TODD: The waivers are for state governors. The waivers are for you. […] If governors weaken it to a certain point, the federal government yanks the waiver. […] Nothing about this issue,every charge that has been leveled about this welfare reform order that the president signed, every accusation that has been leveled by some Republicans have been proven to be not true.
BRANSTAD: Well, the fact of the matter is that the president did it. He didn’t have to take this action to weaken the strong work requirement that was passed.
TODD: It doesn’t weaken it…The works still there, governor, it’s still there.
August 15, 2012 § 1 Comment
On August 14, 2012, Soledad O’Brien interviewed Romney surrogate John Sununu on Starting Point:
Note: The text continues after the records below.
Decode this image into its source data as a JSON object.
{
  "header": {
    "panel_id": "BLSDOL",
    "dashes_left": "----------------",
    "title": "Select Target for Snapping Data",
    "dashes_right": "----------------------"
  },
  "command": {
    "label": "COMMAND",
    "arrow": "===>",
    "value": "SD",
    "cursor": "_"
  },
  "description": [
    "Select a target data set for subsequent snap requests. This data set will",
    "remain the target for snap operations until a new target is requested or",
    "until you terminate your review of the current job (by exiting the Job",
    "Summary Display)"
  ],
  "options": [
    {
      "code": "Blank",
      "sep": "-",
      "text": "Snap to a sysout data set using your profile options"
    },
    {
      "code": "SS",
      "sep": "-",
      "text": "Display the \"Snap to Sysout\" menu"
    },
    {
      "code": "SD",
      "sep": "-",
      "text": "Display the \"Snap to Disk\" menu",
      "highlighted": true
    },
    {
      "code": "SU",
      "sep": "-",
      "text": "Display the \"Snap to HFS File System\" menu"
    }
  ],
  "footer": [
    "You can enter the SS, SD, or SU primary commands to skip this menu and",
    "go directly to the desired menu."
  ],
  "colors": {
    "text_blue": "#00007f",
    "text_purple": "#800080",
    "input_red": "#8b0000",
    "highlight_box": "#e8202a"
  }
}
During the interview, Sununu repeated the false Republican talking point that Obama’s Affordable Care Act cuts $700 billion from Medicare spending. The Affordable Care Act does not cut any benefits or services from Medicare, nor does it take any money from the program. Soledad O’Brien clarified that this is not the case, but Sununu insisted, and went as far as accusing O’Brien of being a mouth piece for the White House:
“Soledad, stop this! All you’re doing is mimicking the stuff that comes out of the White House and gets repeated on the Democratic blog boards out there. If you’re going to mouth what comes out of the White House — Put a Obama bumper sticker on your forehead when you do this.”
O’Brien was correct, and although she even mentioned that independent analysis has also debunked this Republican talking point, Sununu refused to back down. FactCheck.org, The Washington Post, ABC News, and Politifact, among many others, have repeatedly debunked this claim.
On August 15, O’Brien revisited the matter, citing more facts and documents, saying:
“So while we here at ‘Starting Point’ always enjoy a healthy, even if at times heated, debate, when it comes to the facts, we like to hold all our guests accountable, including Gov. Sununu.”
August 9, 2012 § 2 Comments
Mitt Romney and his campaign have recently criticized President Obama for “gutting welfare”. The reality, however, is that the U.S Department of Health and Human Services released a memo on July 12 adjusting the Temporary Assistance to Needy Families (TANF) by giving more flexibility to states in determining which paths are most efficient in leading people towards employment. As a matter of fact, this is an adjustment that Mitt Romney himself, as governor of Massachusetts, lobbied for in 2005. Romney, along with several other Republican governors, sent a signed letter to the then GOP Majority Leader in the Senate, requesting that he help pass a bill which would provide more flexibility in federal law as it pertained to the state execution of TANF. The signed letter can be viewed here:
State flexibility – The Senate bill provides states with the flexibility to manage their TANF programs and effectively serve low-income populations. Increased waiver authority, allowable work activities, availability of partial work credit and the ability to coordinate state programs are all important aspects of moving recipients from welfare to work.